## [Exercise description]
Only the lines containing "Санкт" should appear in the answer, copied from the listing below.

────

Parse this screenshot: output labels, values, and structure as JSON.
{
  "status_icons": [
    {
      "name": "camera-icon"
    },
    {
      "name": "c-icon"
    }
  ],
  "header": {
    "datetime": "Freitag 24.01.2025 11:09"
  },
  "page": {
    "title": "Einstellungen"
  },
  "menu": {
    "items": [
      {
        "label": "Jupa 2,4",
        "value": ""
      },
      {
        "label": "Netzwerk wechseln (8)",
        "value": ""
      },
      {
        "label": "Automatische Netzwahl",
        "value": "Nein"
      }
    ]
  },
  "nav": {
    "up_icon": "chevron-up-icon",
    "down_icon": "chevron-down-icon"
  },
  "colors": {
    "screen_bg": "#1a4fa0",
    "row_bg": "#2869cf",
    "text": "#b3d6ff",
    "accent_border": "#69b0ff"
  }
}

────

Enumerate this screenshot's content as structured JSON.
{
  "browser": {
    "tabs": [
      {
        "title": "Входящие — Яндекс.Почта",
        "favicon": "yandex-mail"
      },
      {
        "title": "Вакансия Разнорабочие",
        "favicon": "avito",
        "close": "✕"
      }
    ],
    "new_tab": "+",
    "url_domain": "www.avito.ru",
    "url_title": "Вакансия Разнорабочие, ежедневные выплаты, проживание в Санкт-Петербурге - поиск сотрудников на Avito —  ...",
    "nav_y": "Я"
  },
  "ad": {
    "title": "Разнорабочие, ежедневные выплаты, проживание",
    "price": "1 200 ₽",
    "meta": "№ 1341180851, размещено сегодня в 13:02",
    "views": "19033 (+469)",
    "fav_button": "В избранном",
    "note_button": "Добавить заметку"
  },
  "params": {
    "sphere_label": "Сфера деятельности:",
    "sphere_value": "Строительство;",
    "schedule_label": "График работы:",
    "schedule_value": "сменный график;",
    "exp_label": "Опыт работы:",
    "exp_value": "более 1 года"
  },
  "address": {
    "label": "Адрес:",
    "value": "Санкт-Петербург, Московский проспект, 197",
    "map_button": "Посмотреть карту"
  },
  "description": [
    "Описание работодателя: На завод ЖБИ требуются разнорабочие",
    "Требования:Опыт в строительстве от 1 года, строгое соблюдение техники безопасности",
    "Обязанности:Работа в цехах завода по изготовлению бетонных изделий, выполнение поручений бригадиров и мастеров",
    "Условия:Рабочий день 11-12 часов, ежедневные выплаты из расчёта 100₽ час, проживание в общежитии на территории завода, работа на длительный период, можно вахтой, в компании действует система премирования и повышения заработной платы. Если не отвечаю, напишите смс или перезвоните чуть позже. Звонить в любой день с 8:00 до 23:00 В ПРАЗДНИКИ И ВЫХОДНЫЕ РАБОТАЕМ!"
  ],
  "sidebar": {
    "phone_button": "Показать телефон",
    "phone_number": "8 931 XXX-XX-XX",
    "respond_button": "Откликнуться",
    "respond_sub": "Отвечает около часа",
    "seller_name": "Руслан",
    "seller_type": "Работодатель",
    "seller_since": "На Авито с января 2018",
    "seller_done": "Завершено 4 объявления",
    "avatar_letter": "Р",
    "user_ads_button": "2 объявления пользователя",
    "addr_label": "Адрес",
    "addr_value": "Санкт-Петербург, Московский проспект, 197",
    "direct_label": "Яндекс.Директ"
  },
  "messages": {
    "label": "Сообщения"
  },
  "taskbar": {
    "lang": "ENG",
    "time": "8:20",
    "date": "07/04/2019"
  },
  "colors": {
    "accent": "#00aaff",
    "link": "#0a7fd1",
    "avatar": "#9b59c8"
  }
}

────

## [Result below]
    "url_title": "Вакансия Разнорабочие, ежедневные выплаты, проживание в Санкт-Петербурге - поиск сотрудников на Avito —  ...",
    "value": "Санкт-Петербург, Московский проспект, 197",
    "addr_value": "Санкт-Петербург, Московский проспект, 197",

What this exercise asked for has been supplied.